[Extracted material — start]
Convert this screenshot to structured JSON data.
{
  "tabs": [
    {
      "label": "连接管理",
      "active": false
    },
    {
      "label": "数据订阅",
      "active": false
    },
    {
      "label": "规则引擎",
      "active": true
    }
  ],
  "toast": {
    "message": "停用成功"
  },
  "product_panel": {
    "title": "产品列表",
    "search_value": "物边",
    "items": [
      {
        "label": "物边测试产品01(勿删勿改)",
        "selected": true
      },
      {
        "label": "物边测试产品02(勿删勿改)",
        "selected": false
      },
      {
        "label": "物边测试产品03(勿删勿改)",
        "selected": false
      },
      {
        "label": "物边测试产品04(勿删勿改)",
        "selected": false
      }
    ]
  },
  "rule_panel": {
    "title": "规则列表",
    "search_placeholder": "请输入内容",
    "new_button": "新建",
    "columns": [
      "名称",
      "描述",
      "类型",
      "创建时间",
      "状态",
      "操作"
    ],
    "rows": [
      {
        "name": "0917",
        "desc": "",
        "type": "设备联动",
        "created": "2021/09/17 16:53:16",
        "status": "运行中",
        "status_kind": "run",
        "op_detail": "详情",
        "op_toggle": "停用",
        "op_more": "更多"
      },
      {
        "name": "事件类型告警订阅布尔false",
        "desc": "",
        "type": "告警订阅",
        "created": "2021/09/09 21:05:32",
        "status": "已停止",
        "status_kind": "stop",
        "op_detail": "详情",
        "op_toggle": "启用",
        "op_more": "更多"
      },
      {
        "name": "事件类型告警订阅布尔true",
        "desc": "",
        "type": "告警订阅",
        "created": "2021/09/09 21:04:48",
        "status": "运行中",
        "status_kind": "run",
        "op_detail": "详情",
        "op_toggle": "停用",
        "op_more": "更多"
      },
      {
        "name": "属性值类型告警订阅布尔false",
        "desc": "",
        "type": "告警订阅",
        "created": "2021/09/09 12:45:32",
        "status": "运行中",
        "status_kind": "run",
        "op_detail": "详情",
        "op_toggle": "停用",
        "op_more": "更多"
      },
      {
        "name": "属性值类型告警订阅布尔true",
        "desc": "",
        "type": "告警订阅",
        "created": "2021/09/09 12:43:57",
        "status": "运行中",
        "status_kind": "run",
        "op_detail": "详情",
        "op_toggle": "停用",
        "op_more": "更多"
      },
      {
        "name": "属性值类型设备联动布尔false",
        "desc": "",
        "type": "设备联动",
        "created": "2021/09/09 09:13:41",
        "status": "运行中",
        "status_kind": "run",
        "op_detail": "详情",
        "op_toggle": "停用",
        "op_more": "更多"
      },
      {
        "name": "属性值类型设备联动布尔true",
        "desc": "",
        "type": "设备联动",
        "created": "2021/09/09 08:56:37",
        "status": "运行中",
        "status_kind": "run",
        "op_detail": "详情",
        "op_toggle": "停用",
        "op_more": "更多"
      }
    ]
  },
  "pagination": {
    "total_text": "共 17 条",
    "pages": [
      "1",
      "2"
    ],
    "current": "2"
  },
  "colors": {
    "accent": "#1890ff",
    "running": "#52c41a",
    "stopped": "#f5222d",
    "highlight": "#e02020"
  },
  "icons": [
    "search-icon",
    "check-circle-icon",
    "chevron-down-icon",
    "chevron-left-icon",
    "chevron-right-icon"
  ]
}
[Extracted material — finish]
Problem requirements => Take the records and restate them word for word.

Response box =>
Convert this screenshot to structured JSON data.
{
  "tabs": [
    {
      "label": "连接管理",
      "active": false
    },
    {
      "label": "数据订阅",
      "active": false
    },
    {
      "label": "规则引擎",
      "active": true
    }
  ],
  "toast": {
    "message": "停用成功"
  },
  "product_panel": {
    "title": "产品列表",
    "search_value": "物边",
    "items": [
      {
        "label": "物边测试产品01(勿删勿改)",
        "selected": true
      },
      {
        "label": "物边测试产品02(勿删勿改)",
        "selected": false
      },
      {
        "label": "物边测试产品03(勿删勿改)",
        "selected": false
      },
      {
        "label": "物边测试产品04(勿删勿改)",
        "selected": false
      }
    ]
  },
  "rule_panel": {
    "title": "规则列表",
    "search_placeholder": "请输入内容",
    "new_button": "新建",
    "columns": [
      "名称",
      "描述",
      "类型",
      "创建时间",
      "状态",
      "操作"
    ],
    "rows": [
      {
        "name": "0917",
        "desc": "",
        "type": "设备联动",
        "created": "2021/09/17 16:53:16",
        "status": "运行中",
        "status_kind": "run",
        "op_detail": "详情",
        "op_toggle": "停用",
        "op_more": "更多"
      },
      {
        "name": "事件类型告警订阅布尔false",
        "desc": "",
        "type": "告警订阅",
        "created": "2021/09/09 21:05:32",
        "status": "已停止",
        "status_kind": "stop",
        "op_detail": "详情",
        "op_toggle": "启用",
        "op_more": "更多"
      },
      {
        "name": "事件类型告警订阅布尔true",
        "desc": "",
        "type": "告警订阅",
        "created": "2021/09/09 21:04:48",
        "status": "运行中",
        "status_kind": "run",
        "op_detail": "详情",
        "op_toggle": "停用",
        "op_more": "更多"
      },
      {
        "name": "属性值类型告警订阅布尔false",
        "desc": "",
        "type": "告警订阅",
        "created": "2021/09/09 12:45:32",
        "status": "运行中",
        "status_kind": "run",
        "op_detail": "详情",
        "op_toggle": "停用",
        "op_more": "更多"
      },
      {
        "name": "属性值类型告警订阅布尔true",
        "desc": "",
        "type": "告警订阅",
        "created": "2021/09/09 12:43:57",
        "status": "运行中",
        "status_kind": "run",
        "op_detail": "详情",
        "op_toggle": "停用",
        "op_more": "更多"
      },
      {
        "name": "属性值类型设备联动布尔false",
        "desc": "",
        "type": "设备联动",
        "created": "2021/09/09 09:13:41",
        "status": "运行中",
        "status_kind": "run",
        "op_detail": "详情",
        "op_toggle": "停用",
        "op_more": "更多"
      },
      {
        "name": "属性值类型设备联动布尔true",
        "desc": "",
        "type": "设备联动",
        "created": "2021/09/09 08:56:37",
        "status": "运行中",
        "status_kind": "run",
        "op_detail": "详情",
        "op_toggle": "停用",
        "op_more": "更多"
      }
    ]
  },
  "pagination": {
    "total_text": "共 17 条",
    "pages": [
      "1",
      "2"
    ],
    "current": "2"
  },
  "colors": {
    "accent": "#1890ff",
    "running": "#52c41a",
    "stopped": "#f5222d",
    "highlight": "#e02020"
  },
  "icons": [
    "search-icon",
    "check-circle-icon",
    "chevron-down-icon",
    "chevron-left-icon",
    "chevron-right-icon"
  ]
}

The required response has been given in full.